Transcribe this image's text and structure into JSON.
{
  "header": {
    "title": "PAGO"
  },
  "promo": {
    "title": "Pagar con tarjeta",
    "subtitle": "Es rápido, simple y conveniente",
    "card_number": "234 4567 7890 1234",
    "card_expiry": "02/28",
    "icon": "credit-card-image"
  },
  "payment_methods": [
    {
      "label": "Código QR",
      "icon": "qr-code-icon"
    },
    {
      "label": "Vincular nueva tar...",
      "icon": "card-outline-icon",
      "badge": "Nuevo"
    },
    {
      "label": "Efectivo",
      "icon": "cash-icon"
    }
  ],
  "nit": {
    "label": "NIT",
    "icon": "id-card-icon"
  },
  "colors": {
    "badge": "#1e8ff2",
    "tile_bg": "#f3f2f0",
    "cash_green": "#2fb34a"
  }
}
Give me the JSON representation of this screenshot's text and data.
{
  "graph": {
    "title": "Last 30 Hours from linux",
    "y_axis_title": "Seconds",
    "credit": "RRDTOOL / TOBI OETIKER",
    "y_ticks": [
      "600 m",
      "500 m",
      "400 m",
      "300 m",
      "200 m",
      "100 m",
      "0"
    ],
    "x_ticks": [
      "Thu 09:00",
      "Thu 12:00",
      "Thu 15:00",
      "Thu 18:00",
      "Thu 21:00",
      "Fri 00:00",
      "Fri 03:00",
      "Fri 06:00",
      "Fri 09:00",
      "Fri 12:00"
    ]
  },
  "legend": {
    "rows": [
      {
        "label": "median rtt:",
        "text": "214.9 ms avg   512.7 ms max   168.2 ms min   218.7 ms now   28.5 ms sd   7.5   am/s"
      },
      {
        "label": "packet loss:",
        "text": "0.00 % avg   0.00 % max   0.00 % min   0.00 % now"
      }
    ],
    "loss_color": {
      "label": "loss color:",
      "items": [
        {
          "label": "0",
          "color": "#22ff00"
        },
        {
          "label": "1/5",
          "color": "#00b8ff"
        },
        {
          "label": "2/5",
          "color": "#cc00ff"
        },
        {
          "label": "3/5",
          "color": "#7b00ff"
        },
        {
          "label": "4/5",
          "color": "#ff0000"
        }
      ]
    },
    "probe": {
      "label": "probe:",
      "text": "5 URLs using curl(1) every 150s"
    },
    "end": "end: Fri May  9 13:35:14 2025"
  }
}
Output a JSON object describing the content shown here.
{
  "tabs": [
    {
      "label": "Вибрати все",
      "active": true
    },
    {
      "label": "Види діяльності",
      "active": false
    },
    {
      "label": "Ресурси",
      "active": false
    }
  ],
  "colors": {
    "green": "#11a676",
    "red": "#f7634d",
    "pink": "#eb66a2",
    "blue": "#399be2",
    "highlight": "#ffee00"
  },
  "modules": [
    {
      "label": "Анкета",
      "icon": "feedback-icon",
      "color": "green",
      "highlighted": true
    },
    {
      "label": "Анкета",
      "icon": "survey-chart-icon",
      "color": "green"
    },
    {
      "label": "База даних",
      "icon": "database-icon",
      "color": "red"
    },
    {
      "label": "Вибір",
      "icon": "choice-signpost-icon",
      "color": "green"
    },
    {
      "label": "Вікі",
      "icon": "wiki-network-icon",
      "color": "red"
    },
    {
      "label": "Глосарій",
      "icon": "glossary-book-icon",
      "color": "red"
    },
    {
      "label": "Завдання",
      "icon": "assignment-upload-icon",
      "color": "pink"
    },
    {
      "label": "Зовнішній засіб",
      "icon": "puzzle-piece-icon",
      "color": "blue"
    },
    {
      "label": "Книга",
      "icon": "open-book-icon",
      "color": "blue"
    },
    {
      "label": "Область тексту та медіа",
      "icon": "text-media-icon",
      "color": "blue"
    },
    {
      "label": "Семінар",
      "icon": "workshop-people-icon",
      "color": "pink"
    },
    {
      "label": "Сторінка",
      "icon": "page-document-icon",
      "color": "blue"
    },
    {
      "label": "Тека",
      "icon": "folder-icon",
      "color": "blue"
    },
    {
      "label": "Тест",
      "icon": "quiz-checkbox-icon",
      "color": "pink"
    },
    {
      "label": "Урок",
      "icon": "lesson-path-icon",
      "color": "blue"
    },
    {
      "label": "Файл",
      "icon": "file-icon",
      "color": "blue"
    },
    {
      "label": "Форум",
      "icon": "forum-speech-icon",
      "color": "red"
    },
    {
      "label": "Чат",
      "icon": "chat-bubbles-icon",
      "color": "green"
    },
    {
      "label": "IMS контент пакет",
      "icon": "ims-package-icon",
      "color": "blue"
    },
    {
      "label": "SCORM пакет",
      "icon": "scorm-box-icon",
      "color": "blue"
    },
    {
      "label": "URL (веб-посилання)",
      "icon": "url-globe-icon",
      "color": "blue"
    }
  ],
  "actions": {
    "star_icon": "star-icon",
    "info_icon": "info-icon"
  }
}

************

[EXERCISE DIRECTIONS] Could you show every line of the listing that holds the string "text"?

[RESULT OF THIS TASK]
Transcribe this image's text and structure into JSON.
Give me the JSON representation of this screenshot's text and data.
        "text": "214.9 ms avg   512.7 ms max   168.2 ms min   218.7 ms now   28.5 ms sd   7.5   am/s"
        "text": "0.00 % avg   0.00 % max   0.00 % min   0.00 % now"
      "text": "5 URLs using curl(1) every 150s"
      "icon": "text-media-icon",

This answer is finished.